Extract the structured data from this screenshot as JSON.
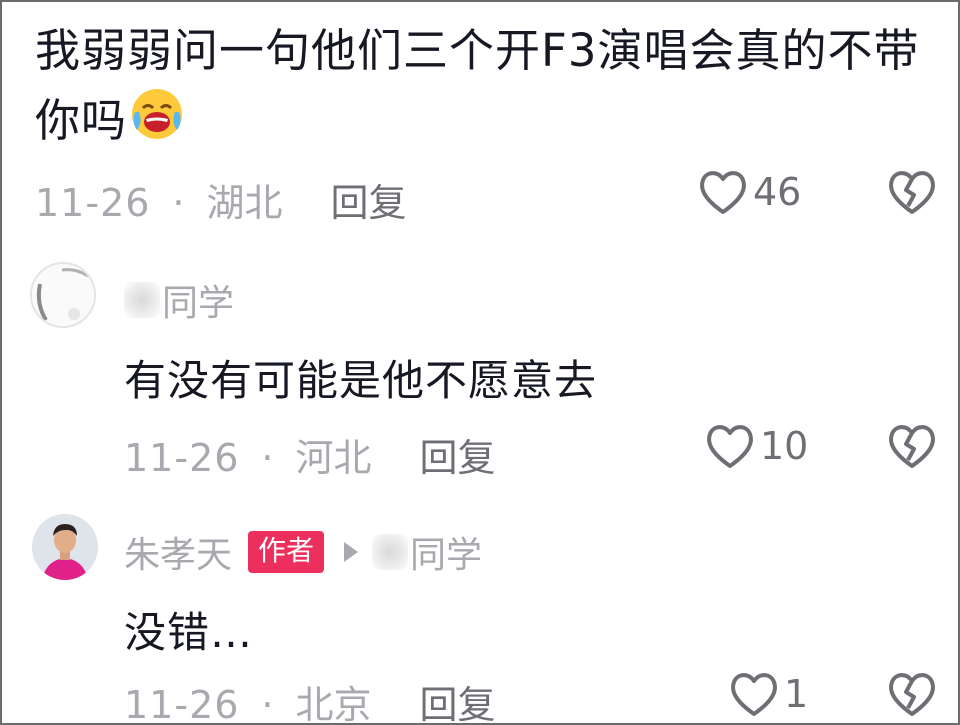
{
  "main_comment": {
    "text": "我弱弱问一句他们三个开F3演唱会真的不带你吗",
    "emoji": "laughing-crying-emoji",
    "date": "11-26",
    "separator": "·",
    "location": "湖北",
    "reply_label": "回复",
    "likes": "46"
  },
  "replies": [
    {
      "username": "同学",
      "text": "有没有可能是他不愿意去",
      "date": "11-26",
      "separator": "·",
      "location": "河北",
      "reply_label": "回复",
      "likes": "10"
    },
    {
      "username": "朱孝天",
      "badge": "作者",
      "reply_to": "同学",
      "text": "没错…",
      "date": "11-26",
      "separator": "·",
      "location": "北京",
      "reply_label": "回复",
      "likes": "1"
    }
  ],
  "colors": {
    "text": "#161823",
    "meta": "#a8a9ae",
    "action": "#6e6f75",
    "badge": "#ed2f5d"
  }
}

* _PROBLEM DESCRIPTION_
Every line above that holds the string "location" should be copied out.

* _EXPECTED ANSWER_
    "location": "湖北",
      "location": "河北",
      "location": "北京",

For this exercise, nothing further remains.